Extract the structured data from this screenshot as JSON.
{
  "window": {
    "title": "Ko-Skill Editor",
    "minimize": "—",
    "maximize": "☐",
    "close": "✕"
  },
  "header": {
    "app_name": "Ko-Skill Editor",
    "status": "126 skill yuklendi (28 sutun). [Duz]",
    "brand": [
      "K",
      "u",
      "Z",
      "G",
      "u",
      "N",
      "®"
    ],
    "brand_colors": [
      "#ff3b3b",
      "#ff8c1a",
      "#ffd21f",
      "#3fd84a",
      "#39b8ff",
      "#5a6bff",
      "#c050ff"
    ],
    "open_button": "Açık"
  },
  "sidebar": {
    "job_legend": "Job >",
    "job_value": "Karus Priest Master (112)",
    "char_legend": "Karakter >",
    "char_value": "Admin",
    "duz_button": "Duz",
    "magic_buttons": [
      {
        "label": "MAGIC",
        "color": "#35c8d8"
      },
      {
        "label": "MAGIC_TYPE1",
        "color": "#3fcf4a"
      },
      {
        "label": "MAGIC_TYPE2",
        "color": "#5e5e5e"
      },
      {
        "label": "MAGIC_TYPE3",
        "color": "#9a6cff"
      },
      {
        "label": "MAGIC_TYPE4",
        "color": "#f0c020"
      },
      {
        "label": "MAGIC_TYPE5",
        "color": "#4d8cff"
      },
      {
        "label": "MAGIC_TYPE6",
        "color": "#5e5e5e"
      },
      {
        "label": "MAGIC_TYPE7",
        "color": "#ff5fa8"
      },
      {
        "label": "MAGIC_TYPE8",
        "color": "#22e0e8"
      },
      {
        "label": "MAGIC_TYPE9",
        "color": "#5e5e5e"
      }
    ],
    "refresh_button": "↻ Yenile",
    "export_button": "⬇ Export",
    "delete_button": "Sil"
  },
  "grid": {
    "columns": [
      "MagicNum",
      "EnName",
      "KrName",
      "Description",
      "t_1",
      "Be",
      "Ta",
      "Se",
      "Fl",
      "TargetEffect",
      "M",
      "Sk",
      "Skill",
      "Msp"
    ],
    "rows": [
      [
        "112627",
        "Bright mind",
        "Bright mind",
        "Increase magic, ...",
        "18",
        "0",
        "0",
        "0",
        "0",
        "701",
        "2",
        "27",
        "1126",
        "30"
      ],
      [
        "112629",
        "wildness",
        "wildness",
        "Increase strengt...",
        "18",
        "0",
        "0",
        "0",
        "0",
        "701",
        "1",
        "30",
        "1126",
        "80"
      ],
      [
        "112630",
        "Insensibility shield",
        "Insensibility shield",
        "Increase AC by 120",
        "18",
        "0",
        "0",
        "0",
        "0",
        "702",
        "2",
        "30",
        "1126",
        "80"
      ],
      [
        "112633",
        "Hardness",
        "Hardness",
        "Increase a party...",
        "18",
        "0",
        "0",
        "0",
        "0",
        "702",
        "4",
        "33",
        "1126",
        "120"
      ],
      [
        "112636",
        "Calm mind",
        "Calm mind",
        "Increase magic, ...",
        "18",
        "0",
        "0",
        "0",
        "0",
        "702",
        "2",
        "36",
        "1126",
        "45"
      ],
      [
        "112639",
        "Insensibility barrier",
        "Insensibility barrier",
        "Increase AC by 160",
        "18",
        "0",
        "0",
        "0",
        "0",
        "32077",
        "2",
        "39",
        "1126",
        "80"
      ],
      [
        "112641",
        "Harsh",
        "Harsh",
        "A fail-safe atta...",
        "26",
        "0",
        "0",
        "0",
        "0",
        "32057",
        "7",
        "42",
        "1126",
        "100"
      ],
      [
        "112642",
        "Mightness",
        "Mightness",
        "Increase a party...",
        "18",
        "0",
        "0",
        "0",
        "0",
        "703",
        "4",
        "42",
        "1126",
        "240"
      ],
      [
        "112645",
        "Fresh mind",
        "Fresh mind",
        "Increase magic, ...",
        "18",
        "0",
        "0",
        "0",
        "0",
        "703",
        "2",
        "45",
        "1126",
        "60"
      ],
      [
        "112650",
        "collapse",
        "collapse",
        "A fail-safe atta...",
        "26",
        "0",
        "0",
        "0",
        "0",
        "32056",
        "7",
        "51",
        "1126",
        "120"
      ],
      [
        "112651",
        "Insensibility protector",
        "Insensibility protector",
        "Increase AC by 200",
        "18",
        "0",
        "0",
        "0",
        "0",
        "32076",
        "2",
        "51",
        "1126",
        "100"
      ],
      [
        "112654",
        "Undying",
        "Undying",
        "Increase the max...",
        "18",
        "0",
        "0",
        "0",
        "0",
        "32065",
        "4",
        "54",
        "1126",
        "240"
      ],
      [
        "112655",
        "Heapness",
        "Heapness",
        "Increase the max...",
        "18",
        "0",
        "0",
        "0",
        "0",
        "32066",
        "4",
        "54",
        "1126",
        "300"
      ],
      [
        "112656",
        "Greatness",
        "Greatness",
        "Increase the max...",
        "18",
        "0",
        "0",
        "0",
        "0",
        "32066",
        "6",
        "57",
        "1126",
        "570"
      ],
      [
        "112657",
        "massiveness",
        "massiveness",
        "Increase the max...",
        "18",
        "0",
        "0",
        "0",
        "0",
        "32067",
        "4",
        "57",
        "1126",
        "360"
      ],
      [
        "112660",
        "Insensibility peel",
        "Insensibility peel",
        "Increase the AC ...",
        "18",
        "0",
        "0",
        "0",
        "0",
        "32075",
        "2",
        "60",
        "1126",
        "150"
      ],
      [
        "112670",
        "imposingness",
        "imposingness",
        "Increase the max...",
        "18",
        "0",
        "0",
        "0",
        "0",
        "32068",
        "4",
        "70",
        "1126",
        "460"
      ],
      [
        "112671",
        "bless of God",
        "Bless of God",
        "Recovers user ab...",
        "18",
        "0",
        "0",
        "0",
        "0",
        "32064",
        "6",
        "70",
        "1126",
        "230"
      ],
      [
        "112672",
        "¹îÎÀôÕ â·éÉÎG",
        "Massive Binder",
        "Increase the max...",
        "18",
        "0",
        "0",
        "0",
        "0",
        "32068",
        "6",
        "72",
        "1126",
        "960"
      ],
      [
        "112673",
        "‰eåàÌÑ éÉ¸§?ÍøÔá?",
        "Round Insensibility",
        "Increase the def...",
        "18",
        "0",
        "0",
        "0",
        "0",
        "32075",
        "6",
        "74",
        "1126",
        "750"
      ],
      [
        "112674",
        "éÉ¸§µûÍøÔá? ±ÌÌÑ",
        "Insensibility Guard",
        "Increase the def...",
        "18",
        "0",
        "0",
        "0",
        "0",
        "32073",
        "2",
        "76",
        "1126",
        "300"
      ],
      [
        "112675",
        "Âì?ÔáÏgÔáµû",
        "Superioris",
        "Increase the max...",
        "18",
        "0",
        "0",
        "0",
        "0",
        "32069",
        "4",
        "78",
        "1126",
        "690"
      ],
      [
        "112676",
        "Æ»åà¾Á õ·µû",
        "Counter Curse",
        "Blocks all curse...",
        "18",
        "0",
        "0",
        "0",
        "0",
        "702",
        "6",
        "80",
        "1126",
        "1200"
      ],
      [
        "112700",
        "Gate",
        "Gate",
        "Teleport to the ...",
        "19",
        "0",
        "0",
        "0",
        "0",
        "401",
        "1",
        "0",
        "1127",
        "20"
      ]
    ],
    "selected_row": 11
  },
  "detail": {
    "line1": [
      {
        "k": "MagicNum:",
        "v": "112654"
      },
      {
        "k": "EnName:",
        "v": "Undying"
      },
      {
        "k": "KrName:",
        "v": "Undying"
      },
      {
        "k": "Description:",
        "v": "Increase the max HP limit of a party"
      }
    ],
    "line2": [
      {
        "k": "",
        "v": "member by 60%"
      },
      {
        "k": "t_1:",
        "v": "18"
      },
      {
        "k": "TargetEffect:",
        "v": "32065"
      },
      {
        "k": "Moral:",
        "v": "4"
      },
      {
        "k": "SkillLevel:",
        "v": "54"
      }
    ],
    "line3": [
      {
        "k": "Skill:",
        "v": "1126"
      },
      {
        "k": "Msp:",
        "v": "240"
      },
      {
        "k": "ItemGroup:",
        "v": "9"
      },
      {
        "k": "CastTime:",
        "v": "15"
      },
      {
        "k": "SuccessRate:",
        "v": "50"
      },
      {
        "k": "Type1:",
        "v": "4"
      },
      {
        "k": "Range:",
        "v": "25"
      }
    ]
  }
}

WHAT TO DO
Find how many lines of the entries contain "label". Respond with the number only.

EXERCISE SOLUTION
10